      The second book in the trio (REPLY PAID) is rather dull in comparison, I think. Heard was fascinated with the American Southwest and set two books there. REPLY PAID is inundated with descriptions of the topography, climate and indigenous wildlife of American desert landscape. On the plus side REPLY PAID is the closest to a true detective novel.

      Delete
  5. Sounds intriguing, John. Mr. Mycroft. Hmmmm. Maybe it's Sherlock's brother who has suddenly turned to bee-keeping? But, at any rate, when you're so enthusiastic about a book, I pay attention.

    ReplyDelete
  6. Only ever saw the movie adaptation by Robert Bloch (with which he was very disappointed) - great review John. I actually thought I had this one but can't seem to find it, so off to Abe books I go ...
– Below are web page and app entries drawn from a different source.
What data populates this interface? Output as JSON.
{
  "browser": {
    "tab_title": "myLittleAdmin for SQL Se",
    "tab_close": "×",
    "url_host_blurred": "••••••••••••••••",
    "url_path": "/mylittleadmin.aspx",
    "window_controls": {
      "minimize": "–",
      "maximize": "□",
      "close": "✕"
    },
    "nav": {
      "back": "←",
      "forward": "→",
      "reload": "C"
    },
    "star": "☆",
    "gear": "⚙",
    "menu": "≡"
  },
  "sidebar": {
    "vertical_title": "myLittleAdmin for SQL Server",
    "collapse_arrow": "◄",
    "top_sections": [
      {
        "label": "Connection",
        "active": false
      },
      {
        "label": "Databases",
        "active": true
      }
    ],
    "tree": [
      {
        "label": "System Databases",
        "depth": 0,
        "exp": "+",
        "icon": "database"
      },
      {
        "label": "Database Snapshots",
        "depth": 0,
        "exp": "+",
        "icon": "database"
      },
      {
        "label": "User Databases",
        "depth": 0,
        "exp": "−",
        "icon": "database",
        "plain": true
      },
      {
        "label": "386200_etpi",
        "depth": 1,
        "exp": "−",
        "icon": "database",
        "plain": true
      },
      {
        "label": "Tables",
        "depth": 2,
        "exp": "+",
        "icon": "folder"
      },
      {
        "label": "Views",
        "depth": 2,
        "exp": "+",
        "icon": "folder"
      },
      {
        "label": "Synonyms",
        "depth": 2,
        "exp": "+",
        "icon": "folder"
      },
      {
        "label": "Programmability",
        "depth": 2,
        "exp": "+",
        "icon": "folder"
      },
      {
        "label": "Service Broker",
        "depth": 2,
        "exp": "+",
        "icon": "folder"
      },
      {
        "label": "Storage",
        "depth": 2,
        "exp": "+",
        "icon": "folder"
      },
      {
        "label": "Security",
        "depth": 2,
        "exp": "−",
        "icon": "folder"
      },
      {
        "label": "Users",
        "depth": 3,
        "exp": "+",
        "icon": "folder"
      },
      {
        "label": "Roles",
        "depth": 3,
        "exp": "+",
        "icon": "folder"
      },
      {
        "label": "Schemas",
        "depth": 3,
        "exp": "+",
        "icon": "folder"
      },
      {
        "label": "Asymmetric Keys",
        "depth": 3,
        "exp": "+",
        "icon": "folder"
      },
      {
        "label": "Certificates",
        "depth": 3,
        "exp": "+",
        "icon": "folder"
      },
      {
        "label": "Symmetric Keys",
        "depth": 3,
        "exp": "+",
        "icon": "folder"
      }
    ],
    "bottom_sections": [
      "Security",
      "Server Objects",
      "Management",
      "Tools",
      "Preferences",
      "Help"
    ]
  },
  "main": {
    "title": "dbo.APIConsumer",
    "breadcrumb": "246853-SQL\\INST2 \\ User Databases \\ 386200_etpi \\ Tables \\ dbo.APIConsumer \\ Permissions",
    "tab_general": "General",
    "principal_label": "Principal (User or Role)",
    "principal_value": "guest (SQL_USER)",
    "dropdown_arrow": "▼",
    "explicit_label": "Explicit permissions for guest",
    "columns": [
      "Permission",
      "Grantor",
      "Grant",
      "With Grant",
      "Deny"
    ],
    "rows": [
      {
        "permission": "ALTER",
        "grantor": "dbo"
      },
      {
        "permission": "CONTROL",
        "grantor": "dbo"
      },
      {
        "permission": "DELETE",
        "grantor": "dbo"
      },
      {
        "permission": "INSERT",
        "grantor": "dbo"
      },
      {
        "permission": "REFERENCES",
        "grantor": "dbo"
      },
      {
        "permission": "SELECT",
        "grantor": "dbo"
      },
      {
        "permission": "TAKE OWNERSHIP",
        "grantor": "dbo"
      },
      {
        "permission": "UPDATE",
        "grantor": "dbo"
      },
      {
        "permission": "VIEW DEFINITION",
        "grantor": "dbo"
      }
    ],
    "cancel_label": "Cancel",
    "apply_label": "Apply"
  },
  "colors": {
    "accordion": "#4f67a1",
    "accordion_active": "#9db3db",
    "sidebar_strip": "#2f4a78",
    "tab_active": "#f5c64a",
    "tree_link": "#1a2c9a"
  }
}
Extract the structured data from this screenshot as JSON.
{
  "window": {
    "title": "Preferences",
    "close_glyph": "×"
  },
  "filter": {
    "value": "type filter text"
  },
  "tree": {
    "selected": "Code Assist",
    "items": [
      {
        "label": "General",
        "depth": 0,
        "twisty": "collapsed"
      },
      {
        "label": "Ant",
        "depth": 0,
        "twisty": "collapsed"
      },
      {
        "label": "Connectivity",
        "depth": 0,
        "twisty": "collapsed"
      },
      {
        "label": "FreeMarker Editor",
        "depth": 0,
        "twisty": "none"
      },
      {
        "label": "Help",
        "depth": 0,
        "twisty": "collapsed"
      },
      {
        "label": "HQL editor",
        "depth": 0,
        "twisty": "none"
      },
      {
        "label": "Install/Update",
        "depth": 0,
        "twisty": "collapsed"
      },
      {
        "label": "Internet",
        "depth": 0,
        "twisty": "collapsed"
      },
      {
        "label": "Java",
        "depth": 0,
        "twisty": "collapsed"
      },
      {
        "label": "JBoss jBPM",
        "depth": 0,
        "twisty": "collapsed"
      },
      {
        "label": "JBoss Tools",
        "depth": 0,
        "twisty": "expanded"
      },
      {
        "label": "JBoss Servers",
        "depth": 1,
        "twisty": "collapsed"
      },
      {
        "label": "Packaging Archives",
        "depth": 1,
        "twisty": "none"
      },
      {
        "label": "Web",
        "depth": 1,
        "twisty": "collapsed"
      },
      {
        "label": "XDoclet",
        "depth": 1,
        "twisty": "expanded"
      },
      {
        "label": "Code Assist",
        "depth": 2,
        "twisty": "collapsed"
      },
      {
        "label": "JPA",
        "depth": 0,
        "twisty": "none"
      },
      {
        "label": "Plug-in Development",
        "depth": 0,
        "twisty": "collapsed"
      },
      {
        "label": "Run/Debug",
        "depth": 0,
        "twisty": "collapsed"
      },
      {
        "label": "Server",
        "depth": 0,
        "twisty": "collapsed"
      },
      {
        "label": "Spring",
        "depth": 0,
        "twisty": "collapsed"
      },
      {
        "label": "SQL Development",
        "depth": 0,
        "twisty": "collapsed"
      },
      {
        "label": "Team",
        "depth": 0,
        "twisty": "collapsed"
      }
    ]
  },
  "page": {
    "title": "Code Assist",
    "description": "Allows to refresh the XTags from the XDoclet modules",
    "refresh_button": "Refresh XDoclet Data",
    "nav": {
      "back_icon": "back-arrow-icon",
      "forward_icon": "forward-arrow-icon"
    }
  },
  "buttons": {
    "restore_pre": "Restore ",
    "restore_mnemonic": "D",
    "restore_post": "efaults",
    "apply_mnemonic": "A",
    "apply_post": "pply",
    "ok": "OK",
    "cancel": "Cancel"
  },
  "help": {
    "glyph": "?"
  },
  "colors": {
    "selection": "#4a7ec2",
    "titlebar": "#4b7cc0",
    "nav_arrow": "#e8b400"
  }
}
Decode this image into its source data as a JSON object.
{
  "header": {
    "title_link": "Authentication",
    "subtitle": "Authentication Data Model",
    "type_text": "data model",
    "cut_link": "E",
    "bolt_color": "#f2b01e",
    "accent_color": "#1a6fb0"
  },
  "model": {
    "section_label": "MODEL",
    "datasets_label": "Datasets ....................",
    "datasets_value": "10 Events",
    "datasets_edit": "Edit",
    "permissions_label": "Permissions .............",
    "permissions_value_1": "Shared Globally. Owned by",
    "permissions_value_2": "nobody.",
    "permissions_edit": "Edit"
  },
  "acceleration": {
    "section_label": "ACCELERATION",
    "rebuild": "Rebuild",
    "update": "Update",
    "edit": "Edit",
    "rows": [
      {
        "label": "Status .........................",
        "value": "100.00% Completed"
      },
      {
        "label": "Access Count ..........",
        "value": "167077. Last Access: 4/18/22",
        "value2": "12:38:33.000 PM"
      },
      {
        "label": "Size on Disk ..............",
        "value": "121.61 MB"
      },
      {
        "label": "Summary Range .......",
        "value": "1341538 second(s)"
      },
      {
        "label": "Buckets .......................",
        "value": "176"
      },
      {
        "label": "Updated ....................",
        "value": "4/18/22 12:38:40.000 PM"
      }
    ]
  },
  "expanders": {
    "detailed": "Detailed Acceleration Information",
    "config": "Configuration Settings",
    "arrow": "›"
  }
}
    ReplyDelete
  7. Thanks for the recommendation, I enjoyed this book. The overwhelming sense of padding towards the finale was countered by an equally strong feeling that this build-up is most functional with regard to the philosophical layer. By the way, in the edition I read (Penguin, 1961) the good apiarist is named Mr. Bowcross. In the end he gives his full name, which "was once pretty widely known." The narrator didn't know it, and forgets it, only remembering that "it was something not unlike Bowcross – Bowcross and then another word, a short one, I think." The excuse is rather weak, but the implications are much more interesting. They are simply blocked off by the obvious 'Mr. Mycroft'. Sydney Silchester's forgetfulness makes it possible to see Mr. Bowcross as a manifestation of either Sherlock Holmes or Jesus Christ. This fits well with the story's mildly supernatural atmosphere and its metaphysical underpinnings. It would also make the book the complement of what I believe to be its model: The Private Memoirs and Confessions of a Justified Sinner by James Hogg, who himself, like Silchester, was an exemplar of free will.

    I suppose that Bowcross was the original name, and that it was used until it was decided that the character would reappear in subsequent novels. To avoid the mockery of a Third Coming, a Fourth, and God knows how many more Comings the name was changed to one that only referred to the character that returned more often than once to do good works. The gain of a series meant the loss of a significant name. And I guess that once it became clear that the series would be limited to three books, and that only the first would be published by Penguin, Heard thought it best to return to the original name and allow the novel to have its full impact.

    ReplyDelete

Comment Approval is turned on for this blog. I review all comments prior to publishing them.